═════ Entries provided

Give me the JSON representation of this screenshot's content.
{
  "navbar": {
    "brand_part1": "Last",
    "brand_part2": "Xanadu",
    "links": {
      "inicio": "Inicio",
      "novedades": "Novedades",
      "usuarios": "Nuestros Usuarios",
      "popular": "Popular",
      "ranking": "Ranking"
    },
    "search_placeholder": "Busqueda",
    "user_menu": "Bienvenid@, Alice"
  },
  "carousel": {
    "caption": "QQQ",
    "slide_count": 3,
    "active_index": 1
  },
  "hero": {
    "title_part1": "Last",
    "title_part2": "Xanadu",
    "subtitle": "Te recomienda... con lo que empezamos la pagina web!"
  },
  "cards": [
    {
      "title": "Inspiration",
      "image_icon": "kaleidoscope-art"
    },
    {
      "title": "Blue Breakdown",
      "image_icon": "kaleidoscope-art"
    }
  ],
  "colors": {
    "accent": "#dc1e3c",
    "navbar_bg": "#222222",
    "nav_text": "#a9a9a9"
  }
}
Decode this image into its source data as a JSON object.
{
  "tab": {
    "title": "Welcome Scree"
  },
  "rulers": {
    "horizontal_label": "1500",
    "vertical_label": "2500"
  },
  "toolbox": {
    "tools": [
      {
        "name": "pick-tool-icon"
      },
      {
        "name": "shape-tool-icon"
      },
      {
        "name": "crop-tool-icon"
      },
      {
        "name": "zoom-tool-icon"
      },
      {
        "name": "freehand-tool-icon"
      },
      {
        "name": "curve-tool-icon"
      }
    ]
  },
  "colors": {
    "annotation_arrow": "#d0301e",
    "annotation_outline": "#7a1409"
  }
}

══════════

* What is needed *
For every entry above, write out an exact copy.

* Response area *
Give me the JSON representation of this screenshot's content.
{
  "navbar": {
    "brand_part1": "Last",
    "brand_part2": "Xanadu",
    "links": {
      "inicio": "Inicio",
      "novedades": "Novedades",
      "usuarios": "Nuestros Usuarios",
      "popular": "Popular",
      "ranking": "Ranking"
    },
    "search_placeholder": "Busqueda",
    "user_menu": "Bienvenid@, Alice"
  },
  "carousel": {
    "caption": "QQQ",
    "slide_count": 3,
    "active_index": 1
  },
  "hero": {
    "title_part1": "Last",
    "title_part2": "Xanadu",
    "subtitle": "Te recomienda... con lo que empezamos la pagina web!"
  },
  "cards": [
    {
      "title": "Inspiration",
      "image_icon": "kaleidoscope-art"
    },
    {
      "title": "Blue Breakdown",
      "image_icon": "kaleidoscope-art"
    }
  ],
  "colors": {
    "accent": "#dc1e3c",
    "navbar_bg": "#222222",
    "nav_text": "#a9a9a9"
  }
}
Decode this image into its source data as a JSON object.
{
  "tab": {
    "title": "Welcome Scree"
  },
  "rulers": {
    "horizontal_label": "1500",
    "vertical_label": "2500"
  },
  "toolbox": {
    "tools": [
      {
        "name": "pick-tool-icon"
      },
      {
        "name": "shape-tool-icon"
      },
      {
        "name": "crop-tool-icon"
      },
      {
        "name": "zoom-tool-icon"
      },
      {
        "name": "freehand-tool-icon"
      },
      {
        "name": "curve-tool-icon"
      }
    ]
  },
  "colors": {
    "annotation_arrow": "#d0301e",
    "annotation_outline": "#7a1409"
  }
}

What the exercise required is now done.